  • oldruss

    Yes, let me add my thanks to Conall for posting the link.

    I’m here in the States. Maternal great-grandfather and great-grandmother came over from Co. Donegal circa 1870. Both of them had numerous siblings, as well as parents, who remained in Ireland.

    Paid handsomely for the Donegal Ancestry Ltd., Ramelton, Co. Donegal, to do a search on both families back in 1997. They were able to provide me with just four households from the 1901 Census, which included siblings of my great-grandfather and great-grandmother.

    I was able to located all four households in the 1911 Census, three still in Co. Donegal and one which had moved to Co. Antrim. Interestingly, all of the children listed in 1901 were still listed in their respective households in 1911, even though many had reached adult-hood in the intervening 10 years.

    I’d like to be able to track down anyone from the family, who may still be living in Ireland today. Is the 1901 Census on line, and are more recent Census available on line?
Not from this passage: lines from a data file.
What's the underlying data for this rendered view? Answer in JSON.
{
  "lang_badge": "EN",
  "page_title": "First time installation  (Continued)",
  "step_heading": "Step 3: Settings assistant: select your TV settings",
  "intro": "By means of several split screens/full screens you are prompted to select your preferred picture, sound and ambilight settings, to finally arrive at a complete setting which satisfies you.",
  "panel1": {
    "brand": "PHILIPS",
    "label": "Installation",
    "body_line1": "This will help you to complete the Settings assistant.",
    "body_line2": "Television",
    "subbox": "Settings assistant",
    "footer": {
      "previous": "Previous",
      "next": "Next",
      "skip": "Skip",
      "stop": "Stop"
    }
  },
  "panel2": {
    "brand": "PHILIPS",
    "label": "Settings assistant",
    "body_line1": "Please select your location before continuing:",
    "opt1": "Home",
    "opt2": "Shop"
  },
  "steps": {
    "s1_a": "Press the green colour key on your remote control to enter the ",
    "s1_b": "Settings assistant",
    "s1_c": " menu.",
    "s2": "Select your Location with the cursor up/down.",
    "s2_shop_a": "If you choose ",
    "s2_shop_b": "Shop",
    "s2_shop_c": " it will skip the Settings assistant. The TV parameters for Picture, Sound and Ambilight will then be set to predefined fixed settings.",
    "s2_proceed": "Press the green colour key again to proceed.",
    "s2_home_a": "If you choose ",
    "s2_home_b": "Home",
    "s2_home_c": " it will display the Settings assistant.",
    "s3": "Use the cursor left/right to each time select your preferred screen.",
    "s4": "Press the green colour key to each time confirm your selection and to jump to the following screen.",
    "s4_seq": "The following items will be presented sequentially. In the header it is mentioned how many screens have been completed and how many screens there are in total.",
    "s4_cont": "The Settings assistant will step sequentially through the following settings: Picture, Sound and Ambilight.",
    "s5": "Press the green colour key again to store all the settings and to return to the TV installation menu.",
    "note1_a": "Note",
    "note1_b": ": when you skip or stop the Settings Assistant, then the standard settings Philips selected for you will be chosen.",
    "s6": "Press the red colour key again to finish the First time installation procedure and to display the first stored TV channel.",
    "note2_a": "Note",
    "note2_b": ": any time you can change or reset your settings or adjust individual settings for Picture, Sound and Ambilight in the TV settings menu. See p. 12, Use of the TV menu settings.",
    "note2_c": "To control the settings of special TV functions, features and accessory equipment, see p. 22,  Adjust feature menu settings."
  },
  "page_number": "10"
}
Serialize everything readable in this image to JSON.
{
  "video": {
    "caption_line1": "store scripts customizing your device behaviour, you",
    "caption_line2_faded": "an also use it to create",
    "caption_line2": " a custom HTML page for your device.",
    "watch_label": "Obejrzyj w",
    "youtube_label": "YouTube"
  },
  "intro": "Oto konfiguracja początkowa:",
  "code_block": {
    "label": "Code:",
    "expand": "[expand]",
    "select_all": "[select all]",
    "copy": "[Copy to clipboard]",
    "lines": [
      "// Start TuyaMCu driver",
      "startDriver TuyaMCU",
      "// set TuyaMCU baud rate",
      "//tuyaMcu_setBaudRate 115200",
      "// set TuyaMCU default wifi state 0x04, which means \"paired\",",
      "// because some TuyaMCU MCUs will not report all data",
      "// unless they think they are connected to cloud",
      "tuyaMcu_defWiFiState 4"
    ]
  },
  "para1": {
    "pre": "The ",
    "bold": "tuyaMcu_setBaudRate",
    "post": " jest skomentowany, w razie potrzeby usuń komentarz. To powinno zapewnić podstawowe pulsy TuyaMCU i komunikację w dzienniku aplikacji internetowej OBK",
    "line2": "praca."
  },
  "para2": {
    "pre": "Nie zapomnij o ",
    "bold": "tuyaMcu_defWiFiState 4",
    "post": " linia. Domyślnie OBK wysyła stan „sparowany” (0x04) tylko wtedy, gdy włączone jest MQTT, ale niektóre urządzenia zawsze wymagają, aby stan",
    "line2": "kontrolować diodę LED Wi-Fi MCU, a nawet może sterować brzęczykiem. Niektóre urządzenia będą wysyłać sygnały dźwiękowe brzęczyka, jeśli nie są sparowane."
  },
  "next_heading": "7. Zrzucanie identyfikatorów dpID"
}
  • chris

    oldruss,

    The 1901 is due to go online later this year or early next. Not sure about the more recent ones.

  • OB

    Thanks Conall

    I have just read about my Great Grandfather Joseph Lynch and my Great Great Grandmother Catherine Lynch in Lisdoonvarna in Co Clare.

    Looking forward to trying to find other ancestors from Hannahstown and Dublin – they will not be as easy as the Co Clare ones.

    Great link and makes for interesting reading.

  • augustiner hell

    Some skeletons just fell out of the cupboard, great link, good fun. On the question, post 3&7, of who actually filled out the forms, in my case the ‘head of family’ signatures and the handwriting in the ‘name and surname’ column are absolutly identical. I would say you’re looking at the writing of your ancestors.